Michael Nelson has work to do — plenty of work.
As president of the Cleveland chapter of the NAACP since October, Nelson has ambitious plans to re-establish a historic strength: hard-hitting litigation.
"Our job is civil rights and making sure we hold organizations, communities and government's feet to the fire when they violate those rights," says Nelson, an attorney and former co-chair of the organization's legal redress committee. "On the other side is advising them so they don't violate rights. So we're both a friend and a foe."
But first, there are some basics to address — residue from two years of organizational decay and infighting — like figuring out how many people are actually members. Many register with the national office without notifying the local one, says Nelson. Some on the member rolls are now dead.
"I couldn't tell you," says Nelson, who predicts about 2,000 actual members. "But that's just my best guess."

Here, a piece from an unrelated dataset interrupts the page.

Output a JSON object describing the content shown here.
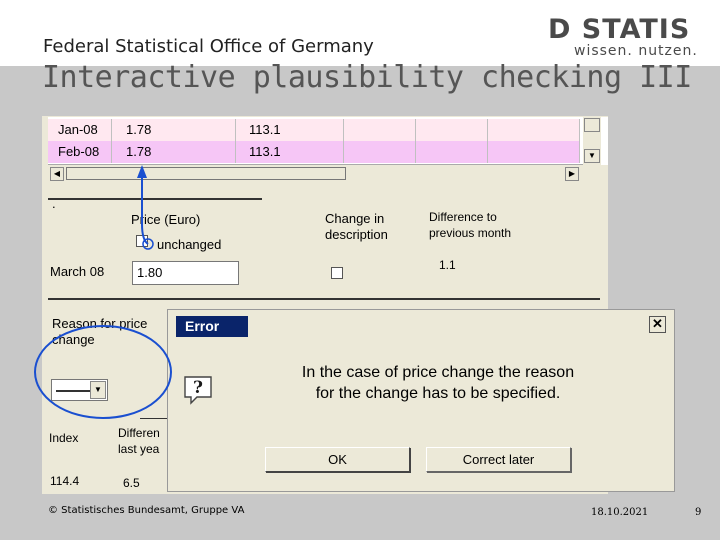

The branch was in such disarray that the national office actually ran the very election Nelson won. But now that he's in office, Nelson is drafting a two-year strategic plan, which includes raising approximately $200,000 for professional staff, office space and an executive director.
"We're going to look at a political model," he says. That means developing fundraisers, such as a "songs of the civil rights movement" event, at various levels.
In addition to weighing in on education, arts, mental health and gun violence, Nelson expects to guide the NAACP toward a more substantive role in the police reform process.
"Because the branch was in chaos, it didn't play the role it should have," he says. "We were not [there] with a broad policy-based position. We were just happy to be in the meetings."
Nelson envisions NAACP community forums to hold the consent decree monitoring team and Cleveland Community Police Commission accountable, which could include potential legal action. "We need to make sure there's subpoena and enforcement power within this commission," he says. "If not, then it's a waste of time."